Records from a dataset
........
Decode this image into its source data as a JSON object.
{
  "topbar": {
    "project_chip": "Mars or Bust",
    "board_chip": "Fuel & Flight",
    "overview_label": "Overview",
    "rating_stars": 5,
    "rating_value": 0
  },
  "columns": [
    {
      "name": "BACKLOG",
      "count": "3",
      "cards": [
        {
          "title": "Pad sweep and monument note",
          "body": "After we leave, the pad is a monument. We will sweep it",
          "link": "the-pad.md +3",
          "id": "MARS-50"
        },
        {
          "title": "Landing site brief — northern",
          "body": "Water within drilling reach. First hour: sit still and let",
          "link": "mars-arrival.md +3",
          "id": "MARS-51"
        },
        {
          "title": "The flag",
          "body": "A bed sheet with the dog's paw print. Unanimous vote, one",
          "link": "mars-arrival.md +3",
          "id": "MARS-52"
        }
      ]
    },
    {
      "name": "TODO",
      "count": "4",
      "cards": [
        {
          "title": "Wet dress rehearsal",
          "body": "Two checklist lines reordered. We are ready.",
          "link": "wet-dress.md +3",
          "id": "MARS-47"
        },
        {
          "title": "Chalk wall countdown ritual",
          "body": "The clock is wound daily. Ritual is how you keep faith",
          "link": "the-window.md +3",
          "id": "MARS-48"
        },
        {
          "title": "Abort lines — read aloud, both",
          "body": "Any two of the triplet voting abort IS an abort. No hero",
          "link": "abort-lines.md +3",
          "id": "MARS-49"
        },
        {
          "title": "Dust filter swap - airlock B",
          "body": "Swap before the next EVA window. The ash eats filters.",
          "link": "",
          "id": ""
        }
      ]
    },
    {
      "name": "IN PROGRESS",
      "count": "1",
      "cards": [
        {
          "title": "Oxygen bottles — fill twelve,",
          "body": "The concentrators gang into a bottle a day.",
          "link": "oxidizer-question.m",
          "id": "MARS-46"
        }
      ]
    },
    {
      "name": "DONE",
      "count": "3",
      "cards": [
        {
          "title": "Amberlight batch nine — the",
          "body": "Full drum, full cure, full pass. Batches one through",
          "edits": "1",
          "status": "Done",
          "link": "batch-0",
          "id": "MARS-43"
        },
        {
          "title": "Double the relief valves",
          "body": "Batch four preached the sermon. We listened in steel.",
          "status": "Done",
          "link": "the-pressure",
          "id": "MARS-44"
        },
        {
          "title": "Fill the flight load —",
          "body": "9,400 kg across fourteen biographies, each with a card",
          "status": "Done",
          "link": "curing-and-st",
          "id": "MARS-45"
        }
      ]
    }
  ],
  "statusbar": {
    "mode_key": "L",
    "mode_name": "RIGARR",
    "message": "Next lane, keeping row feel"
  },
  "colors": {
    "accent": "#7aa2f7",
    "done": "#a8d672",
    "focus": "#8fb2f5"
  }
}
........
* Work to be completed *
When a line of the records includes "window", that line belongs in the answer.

* The completed task *
          "link": "the-window.md +3",
          "body": "Swap before the next EVA window. The ash eats filters.",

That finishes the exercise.